Normally, I’d post a long file here full of code comments that explain the problem space but, since I’ve already done that I’ll only be covering some specifics around it.

Remember that “Camera.fieldOfView” returns the vertical angle of the camera’s field of view, not the horizontal one. This is very important as it is one of the core parameters of the entire solution.
When determining what to use as a guide for how much your object occupies on the screen you want to consider a worst case scenario when setting your ratio. By example, take the largest dimension of the target object and consider that against the smallest dimension of the screen, usually its height.
Making all these calculations is somewhat expensive in terms of processing power. If you need one number to set the camera and then leave it there, then you should consider calculating this just once, using the “Start” method to trigger your code.
If however you want to have a range of values that are allowed, say for example if you want the player to be able to zoom in and out whilst maintainging a minimum and maximum apparent size of the target object on the screen. Then it is best to calculate those two values at the start of the game and check if the zoom level desired is between them whenever the user makes a change.
In order to get the largest dimension of a target object you can use MeshFilter’s shared mesh bounds property. Since the object would be visible on the camera, it is a reaonable assumption to make that it has a MeshFilter component on it.

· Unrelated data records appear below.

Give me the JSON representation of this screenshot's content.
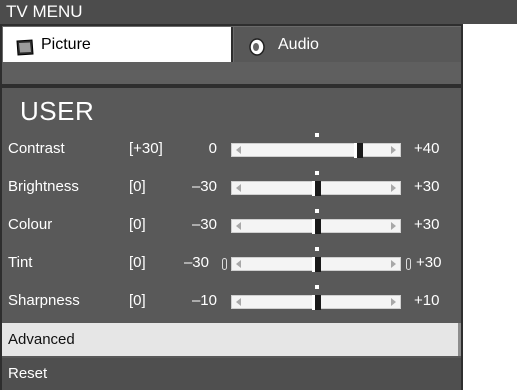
{
  "title": "TV MENU",
  "tabs": [
    {
      "label": "Picture",
      "icon": "picture-icon"
    },
    {
      "label": "Audio",
      "icon": "speaker-icon"
    }
  ],
  "panel": {
    "heading": "USER",
    "rows": [
      {
        "name": "Contrast",
        "current": "[+30]",
        "min": "0",
        "max": "+40",
        "level": 0.75
      },
      {
        "name": "Brightness",
        "current": "[0]",
        "min": "–30",
        "max": "+30",
        "level": 0.5
      },
      {
        "name": "Colour",
        "current": "[0]",
        "min": "–30",
        "max": "+30",
        "level": 0.5
      },
      {
        "name": "Tint",
        "current": "[0]",
        "min": "–30",
        "max": "+30",
        "level": 0.5
      },
      {
        "name": "Sharpness",
        "current": "[0]",
        "min": "–10",
        "max": "+10",
        "level": 0.5
      }
    ],
    "advanced_label": "Advanced",
    "reset_label": "Reset"
  },
  "colors": {
    "title_bar": "#4c4c4c",
    "panel": "#595959",
    "highlight": "#e6e6e6"
  }
}
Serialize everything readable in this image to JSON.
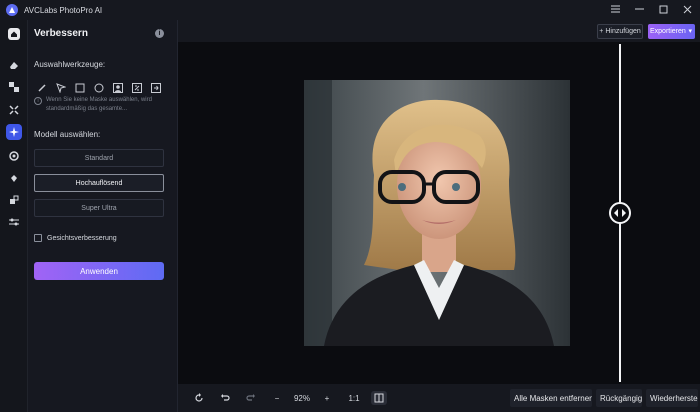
{
  "app": {
    "title": "AVCLabs PhotoPro AI",
    "window_controls": [
      "menu-icon",
      "minimize-icon",
      "maximize-icon",
      "close-icon"
    ]
  },
  "rail": {
    "icons": [
      "home-icon",
      "eraser-icon",
      "replace-icon",
      "expand-icon",
      "enhance-icon",
      "background-icon",
      "colorize-icon",
      "crop-icon",
      "adjust-icon"
    ],
    "active_index": 4
  },
  "panel": {
    "title": "Verbessern",
    "selection_tools_label": "Auswahlwerkzeuge:",
    "tools": [
      "brush-icon",
      "pointer-icon",
      "rectangle-icon",
      "ellipse-icon",
      "portrait-icon",
      "ai-select-icon",
      "import-mask-icon"
    ],
    "hint": "Wenn Sie keine Maske auswählen, wird standardmäßig das gesamte...",
    "model_label": "Modell auswählen:",
    "models": [
      "Standard",
      "Hochauflösend",
      "Super Ultra"
    ],
    "selected_model": "Hochauflösend",
    "face_enhance_label": "Gesichtsverbesserung",
    "face_enhance_checked": false,
    "apply_label": "Anwenden"
  },
  "topbar": {
    "add_label": "Hinzufügen",
    "export_label": "Exportieren"
  },
  "bottombar": {
    "zoom": "92%",
    "ratio": "1:1",
    "remove_masks_label": "Alle Masken entfernen",
    "undo_label": "Rückgängig",
    "redo_label": "Wiederherstellen"
  },
  "colors": {
    "accent_blue": "#3f57e8",
    "gradient_start": "#a163f5",
    "gradient_end": "#5e6bf3",
    "background": "#0f1117"
  }
}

## Limitations and considerations

After all that you should have a relatively clear understanding on how to aproach and solve the problem.

There are a few limitations to consider. If you want a highly irregular object to ocupy the same size on screen, regardless of orientation, then this is not for you. A more complex solution is required in those instances. I’m not sure what the usecase of that would be but that’s that.

If you want to use the screen’s horizontal size instead of the vertical one then you will need to figure out the horizontal field of view angle but the rest should still apply.

I hope this helps!